Rodney Berget Wants To End Appeal
Convicted killer Rodney Berget says he wants to stop an appeal that’s preventing him from being put to death, but his attorney can't support the move. The issues are enough to delay major action in Rodney Berget’s case for a few months.
Rodney Berget was in a Minnehaha County courtroom Friday. He wants to end his execution appeal.
Judge Douglas Hoffman asked if he understood that waiving his rights is a path to execution. Berget responded "yes".
That wasn’t enough for the judge to authorize a path to execution that day.
Berget’s lawyer Eric Shulte says he wants to complete an investigation to determine Berget’s intellectual stability in case he has a disability. Berget told the judge he disagrees with his attorney. He told the judge about his lawyers, "They can do what they want... His beliefs are his beliefs. I'm not gonna tell him the way he should feel or not to say those words."
South Dakota Attorney General Marty Jackley says Berget has the right to make his own decisions and no evidence exists that Berget is intellectually unfit.
"As I indicated in open court, I disagreed with some of his positions, but I certainly respect those positions," Jackley says. "And that’s part of what’s going to happen in the next 60 to 90 days is how this proceeds from there and what the court’s rulings are on a defense attorney’s obligations."
The judge says wants a status hearing in 60 to 90 days, which gives both sides the opportunity to file paperwork. Then he can decide if he should lift the stay of execution so the state can request a warrant for Berget’s death.

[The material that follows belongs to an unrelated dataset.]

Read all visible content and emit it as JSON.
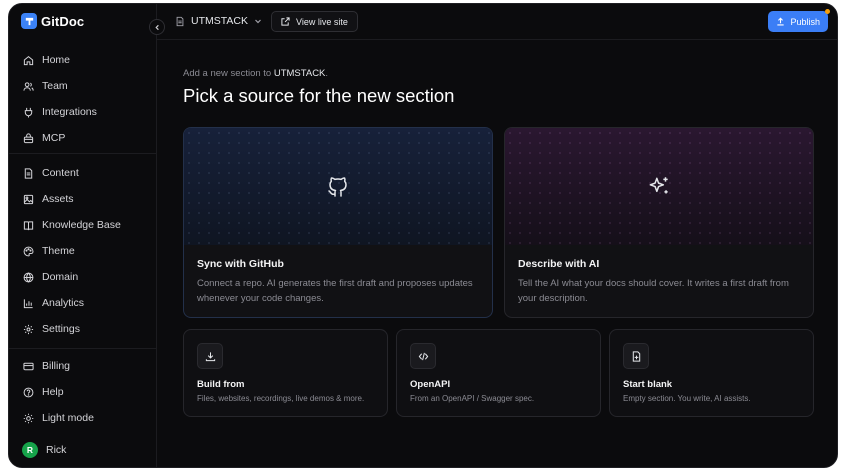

Rodney Berget was an inmate in 2011 when he and another man, Eric Robert, tried to break out of prison. They killed a correctional officer. Robert and Berget were tried and sentenced separately, but their actions were similar in the beginning.
"That they had attempted an escape and had killed senior correction officer RJ Johnson, that they felt that they were moving forward to having a voluntary execution, that at sentencing that certainly was the route that Robert went and that there was a stronger defense put up, so to speak, in the Berget sentencing – almost a change of course," Jackley says. "And I think what we heard today and what we’ve seen in some of the letters and some of the references by the court is that this proceeding has now put us back on the course that we saw at the original Berget plea hearing."
Jackley says letters from Berget contain some reasoning for the decision, but he can’t talk about them right now because those documents are sealed.
Eric Robert died by lethal injection in October 2012.